The exhibition titled Non-Cochlear Sound seeks to broaden our experiences of art and sound. The exhibition explores sound as an artistic medium of interaction between two things, “stick with skin, wheel with street, wind with grass,” says the press release. Non-cochlear implies, almost paradoxically, sound not associated with the ear. By this curator Seth Kim-Cohen says he seeks to expand the idea of sound in art, emphasizing interaction over the resulting sound.
A set of drums is tipped from a wheelbarrow down two flights of warehouse stairs, the journey of a box is recorded going from A to B. This is the interaction of sound art. Listen on for more.
What is sound art?[audio:http://cdn.journalism.cuny.edu/blogs.dir/18/files/2010/11/What-is-sound-Art_1-2.mp3|titles=What is sound art?]
Is sound art relevant?
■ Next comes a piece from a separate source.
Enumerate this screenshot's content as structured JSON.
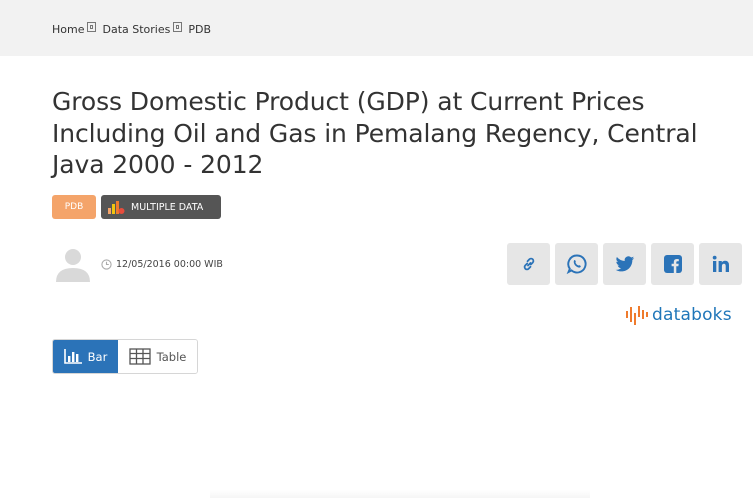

How is it made and experienced today?[audio:http://cdn.journalism.cuny.edu/blogs.dir/18/files/2010/11/Why-is-it-relevant_1-2.mp3|titles=Why is it relevant?_1-2]
Exploring the exhibition…missing work?[audio:http://cdn.journalism.cuny.edu/blogs.dir/18/files/2010/11/Seths-Piece_1-2.mp3|titles=Seths Piece_1-2]
Recording of Seth Kim-Cohen’s, Critique of Instrumental Reason (By use of the drums) 2010[audio:http://cdn.journalism.cuny.edu/blogs.dir/18/files/2010/11/Natural-Sound_Seths_1-2.mp3|titles=Natural Sound_Seths_1-2]